The historian and author of Utopia for Realists says that research shows that "especially in times of crisis, we show our best selves. And we get this explosion of altruism and cooperation."
Musician Mikel Jollett writes of his youngest years spent in the Synanon cult and how music helped him overcome these dark days; more on music as art or what ideas guide him would have been welcomed.
During a boyhood in the Philippines, Meredith Talusan received positive reactions to the white skin and blonde hair accompanying albinism. She found a different response as a trans woman in the U.S.
Porochista Khakpour's work is strongest when she turns the lens on herself to examine how she, too, is complicit; many essays here are just too tantalizingly brief to allow space for deep analysis.
Ivy Pochoda keeps up her focus on the overlooked and forgotten in her new novel. Here, it's a group of sex workers and club dancers whose lives are connected — and imperiled — by a serial killer.
While Suzanne Collins leaves readers uncertain of the answer to the question she poses in The Hunger Games — how much of character is innate, how much formed — it becomes painfully obvious here.
Journalist Lawrence Wright learned a lot about pandemics for his new thriller — and he packs it all into sometimes-clunky dialogue.

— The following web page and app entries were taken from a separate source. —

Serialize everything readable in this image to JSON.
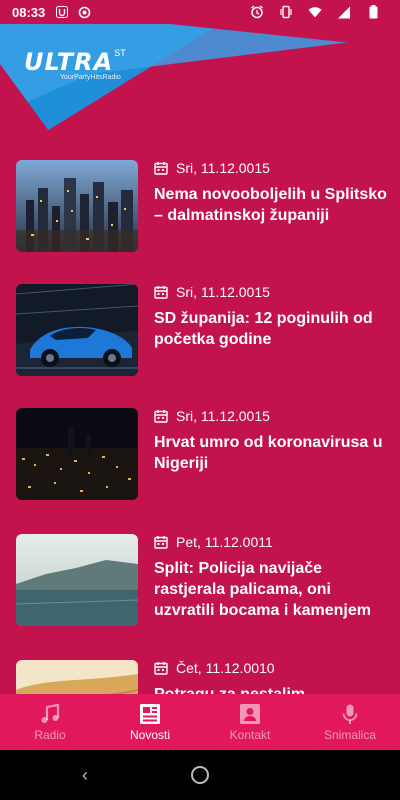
{
  "status_bar": {
    "time": "08:33"
  },
  "logo": {
    "word": "ULTRA",
    "superscript": "ST",
    "tagline": "YourPartyHitsRadio"
  },
  "articles": [
    {
      "date": "Sri, 11.12.0015",
      "title": "Nema novooboljelih u Splitsko – dalmatinskoj županiji"
    },
    {
      "date": "Sri, 11.12.0015",
      "title": "SD županija: 12 poginulih od početka godine"
    },
    {
      "date": "Sri, 11.12.0015",
      "title": "Hrvat umro od koronavirusa u Nigeriji"
    },
    {
      "date": "Pet, 11.12.0011",
      "title": "Split: Policija navijače rastjerala palicama, oni uzvratili bocama i kamenjem"
    },
    {
      "date": "Čet, 11.12.0010",
      "title": "Potragu za nestalim"
    }
  ],
  "nav": {
    "radio": "Radio",
    "novosti": "Novosti",
    "kontakt": "Kontakt",
    "snimalica": "Snimalica"
  },
  "colors": {
    "background": "#c2134d",
    "nav_background": "#e2185d",
    "header_blue": "#1e8fd8"
  }
}
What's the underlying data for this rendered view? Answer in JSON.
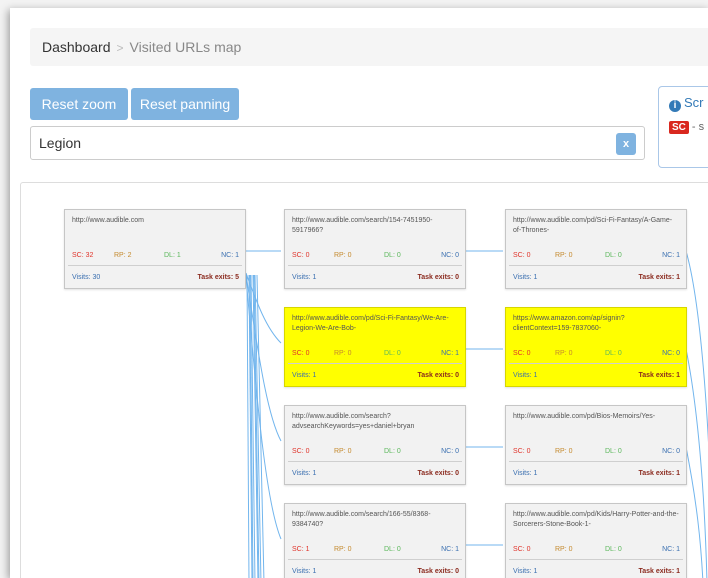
{
  "breadcrumb": {
    "home": "Dashboard",
    "current": "Visited URLs map"
  },
  "toolbar": {
    "reset_zoom": "Reset zoom",
    "reset_panning": "Reset panning"
  },
  "search": {
    "value": "Legion",
    "clear": "x"
  },
  "info_panel": {
    "title": "Scr",
    "badge": "SC",
    "legend_text": "- s"
  },
  "nodes": [
    {
      "url": "http://www.audible.com",
      "sc": "SC: 32",
      "rp": "RP: 2",
      "dl": "DL: 1",
      "nc": "NC: 1",
      "visits": "Visits: 30",
      "exits": "Task exits: 5"
    },
    {
      "url": "http://www.audible.com/search/154-7451950-5917966?",
      "sc": "SC: 0",
      "rp": "RP: 0",
      "dl": "DL: 0",
      "nc": "NC: 0",
      "visits": "Visits: 1",
      "exits": "Task exits: 0"
    },
    {
      "url": "http://www.audible.com/pd/Sci-Fi-Fantasy/A-Game-of-Thrones-",
      "sc": "SC: 0",
      "rp": "RP: 0",
      "dl": "DL: 0",
      "nc": "NC: 1",
      "visits": "Visits: 1",
      "exits": "Task exits: 1"
    },
    {
      "url": "http://www.audible.com/pd/Sci-Fi-Fantasy/We-Are-Legion-We-Are-Bob-",
      "sc": "SC: 0",
      "rp": "RP: 0",
      "dl": "DL: 0",
      "nc": "NC: 1",
      "visits": "Visits: 1",
      "exits": "Task exits: 0"
    },
    {
      "url": "https://www.amazon.com/ap/signin?clientContext=159-7837060-",
      "sc": "SC: 0",
      "rp": "RP: 0",
      "dl": "DL: 0",
      "nc": "NC: 0",
      "visits": "Visits: 1",
      "exits": "Task exits: 1"
    },
    {
      "url": "http://www.audible.com/search?advsearchKeywords=yes+daniel+bryan",
      "sc": "SC: 0",
      "rp": "RP: 0",
      "dl": "DL: 0",
      "nc": "NC: 0",
      "visits": "Visits: 1",
      "exits": "Task exits: 0"
    },
    {
      "url": "http://www.audible.com/pd/Bios-Memoirs/Yes-",
      "sc": "SC: 0",
      "rp": "RP: 0",
      "dl": "DL: 0",
      "nc": "NC: 0",
      "visits": "Visits: 1",
      "exits": "Task exits: 1"
    },
    {
      "url": "http://www.audible.com/search/166-55/8368-9384740?",
      "sc": "SC: 1",
      "rp": "RP: 0",
      "dl": "DL: 0",
      "nc": "NC: 1",
      "visits": "Visits: 1",
      "exits": "Task exits: 0"
    },
    {
      "url": "http://www.audible.com/pd/Kids/Harry-Potter-and-the-Sorcerers-Stone-Book-1-",
      "sc": "SC: 0",
      "rp": "RP: 0",
      "dl": "DL: 0",
      "nc": "NC: 1",
      "visits": "Visits: 1",
      "exits": "Task exits: 1"
    }
  ],
  "colors": {
    "highlight": "#ffff00",
    "button": "#7fb3e0",
    "edge": "#5aa9ea"
  }
}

But right now, all that information is exactly what readers want.
Knight has written a series of books about "mental decluttering" — her latest is called F*ck No! "Most people will take no for an answer much more easily than you think they will," she says.

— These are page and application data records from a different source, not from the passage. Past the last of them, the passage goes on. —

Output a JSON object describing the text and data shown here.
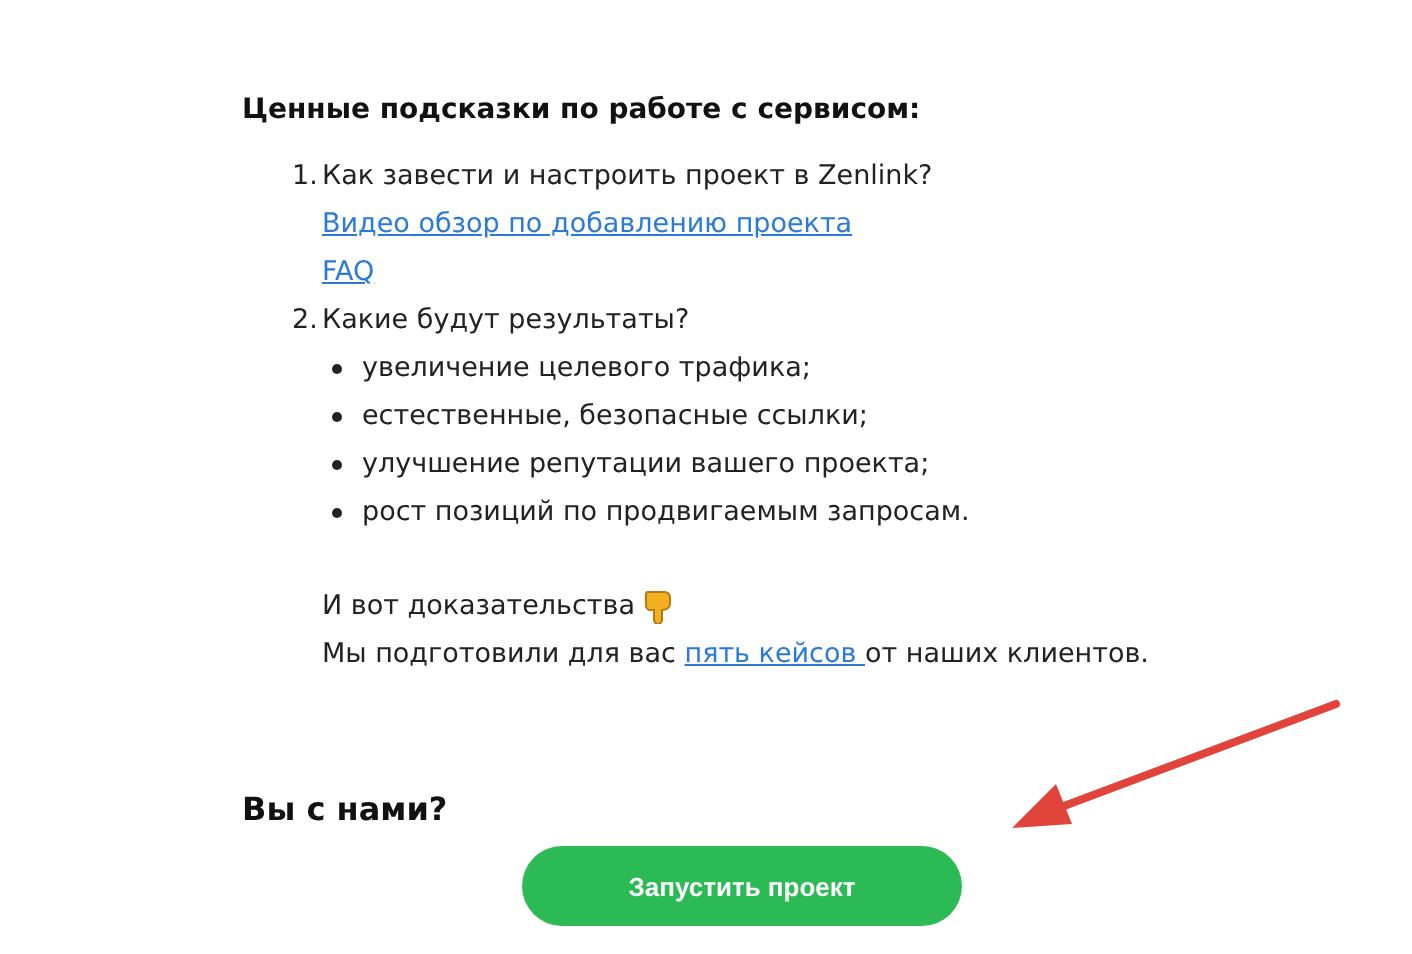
{
  "heading": "Ценные подсказки по работе с сервисом:",
  "steps": [
    {
      "number": "1.",
      "text": "Как завести и настроить проект в Zenlink?",
      "links": [
        "Видео обзор по добавлению проекта",
        "FAQ"
      ]
    },
    {
      "number": "2.",
      "text": "Какие будут результаты?",
      "bullets": [
        "увеличение целевого трафика;",
        "естественные, безопасные ссылки;",
        "улучшение репутации вашего проекта;",
        "рост позиций по продвигаемым запросам."
      ]
    }
  ],
  "proof": {
    "text": "И вот доказательства"
  },
  "cases": {
    "before": "Мы подготовили для вас ",
    "link": "пять кейсов ",
    "after": "от наших клиентов."
  },
  "cta": {
    "question": "Вы с нами?",
    "button": "Запустить проект"
  }
}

Journalist and activist George M. Johnson's new memoir All Boys Aren't Blue is an unflinching account of growing up black and queer — from kindergarten bullies to unexpected college brotherhood.
The American photographer intimately documented the upheavals of the Great Depression. Now, amid the upheavals of the coronavirus, Lange's portraits of humanity and adversity still have a lot to say.

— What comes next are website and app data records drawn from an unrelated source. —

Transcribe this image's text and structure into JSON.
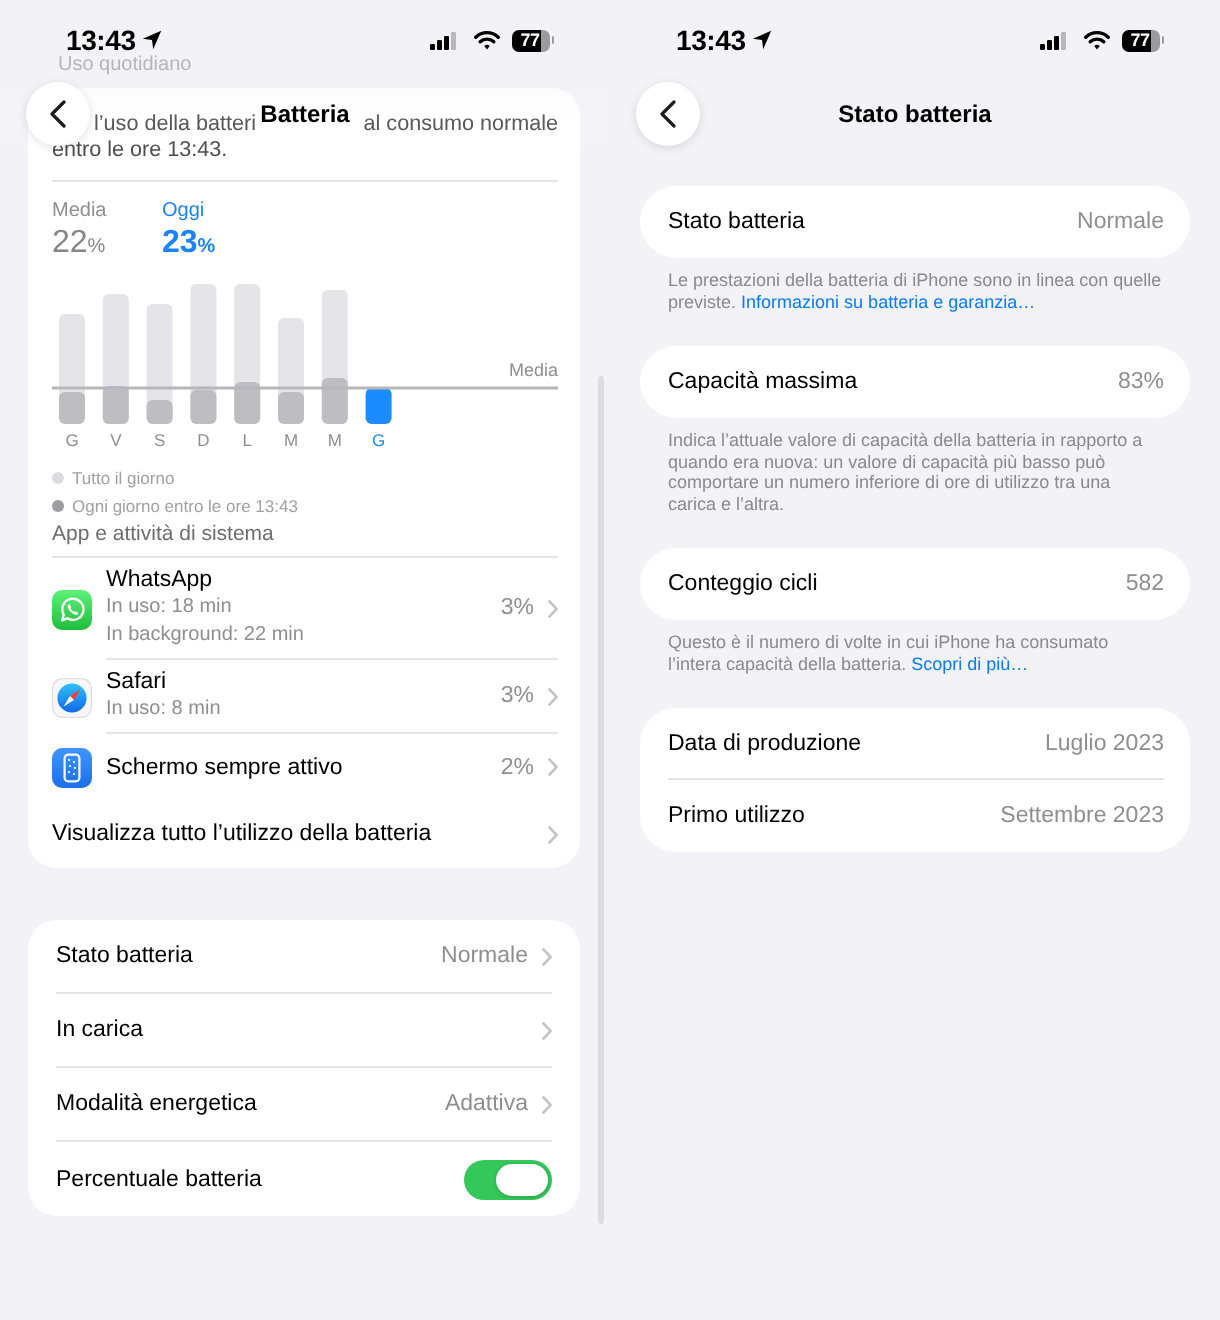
{
  "battery_screen": {
    "status_bar": {
      "time": "13:43",
      "battery": "77"
    },
    "navigation": {
      "title": "Batteria"
    },
    "section_header": "Uso quotidiano",
    "summary": [
      "l’uso della batteri",
      "al consumo normale",
      "entro le ore 13:43."
    ],
    "stats": [
      {
        "kind": "average",
        "label": "Media",
        "value": "22",
        "unit": "%"
      },
      {
        "kind": "today",
        "label": "Oggi",
        "value": "23",
        "unit": "%"
      }
    ],
    "chart": {
      "average_label": "Media",
      "days": [
        {
          "label": "G",
          "selected": false
        },
        {
          "label": "V",
          "selected": false
        },
        {
          "label": "S",
          "selected": false
        },
        {
          "label": "D",
          "selected": false
        },
        {
          "label": "L",
          "selected": false
        },
        {
          "label": "M",
          "selected": false
        },
        {
          "label": "M",
          "selected": false
        },
        {
          "label": "G",
          "selected": true
        }
      ]
    },
    "legend": [
      {
        "label": "Tutto il giorno",
        "color": "#dcdce0"
      },
      {
        "label": "Ogni giorno entro le ore 13:43",
        "color": "#9c9ca1"
      }
    ],
    "apps_header": "App e attività di sistema",
    "apps": [
      {
        "kind": "messaging",
        "name": "WhatsApp",
        "details": [
          "In uso: 18 min",
          "In background: 22 min"
        ],
        "percent": "3%"
      },
      {
        "kind": "browser",
        "name": "Safari",
        "details": [
          "In uso: 8 min"
        ],
        "percent": "3%"
      },
      {
        "kind": "display",
        "name": "Schermo sempre attivo",
        "percent": "2%"
      }
    ],
    "show_all": "Visualizza tutto l’utilizzo della batteria",
    "settings": [
      {
        "kind": "link",
        "label": "Stato batteria",
        "value": "Normale"
      },
      {
        "kind": "link",
        "label": "In carica"
      },
      {
        "kind": "link",
        "label": "Modalità energetica",
        "value": "Adattiva"
      },
      {
        "kind": "toggle",
        "label": "Percentuale batteria",
        "on": true
      }
    ]
  },
  "health_screen": {
    "status_bar": {
      "time": "13:43",
      "battery": "77"
    },
    "navigation": {
      "title": "Stato batteria"
    },
    "groups": [
      {
        "rows": [
          {
            "label": "Stato batteria",
            "value": "Normale"
          }
        ],
        "footer": {
          "text": "Le prestazioni della batteria di iPhone sono in linea con quelle previste.",
          "link": "Informazioni su batteria e garanzia…"
        }
      },
      {
        "rows": [
          {
            "label": "Capacità massima",
            "value": "83%"
          }
        ],
        "footer": {
          "text": "Indica l’attuale valore di capacità della batteria in rapporto a quando era nuova: un valore di capacità più basso può comportare un numero inferiore di ore di utilizzo tra una carica e l’altra."
        }
      },
      {
        "rows": [
          {
            "label": "Conteggio cicli",
            "value": "582"
          }
        ],
        "footer": {
          "text": "Questo è il numero di volte in cui iPhone ha consumato l’intera capacità della batteria.",
          "link": "Scopri di più…"
        }
      },
      {
        "rows": [
          {
            "label": "Data di produzione",
            "value": "Luglio 2023"
          },
          {
            "label": "Primo utilizzo",
            "value": "Settembre 2023"
          }
        ]
      }
    ]
  }
}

With few new books coming in, our kids' books columnist turns to the favorite reads of her childhood — beginning with the 19th-century classic Five Little Peppers and How They Grew.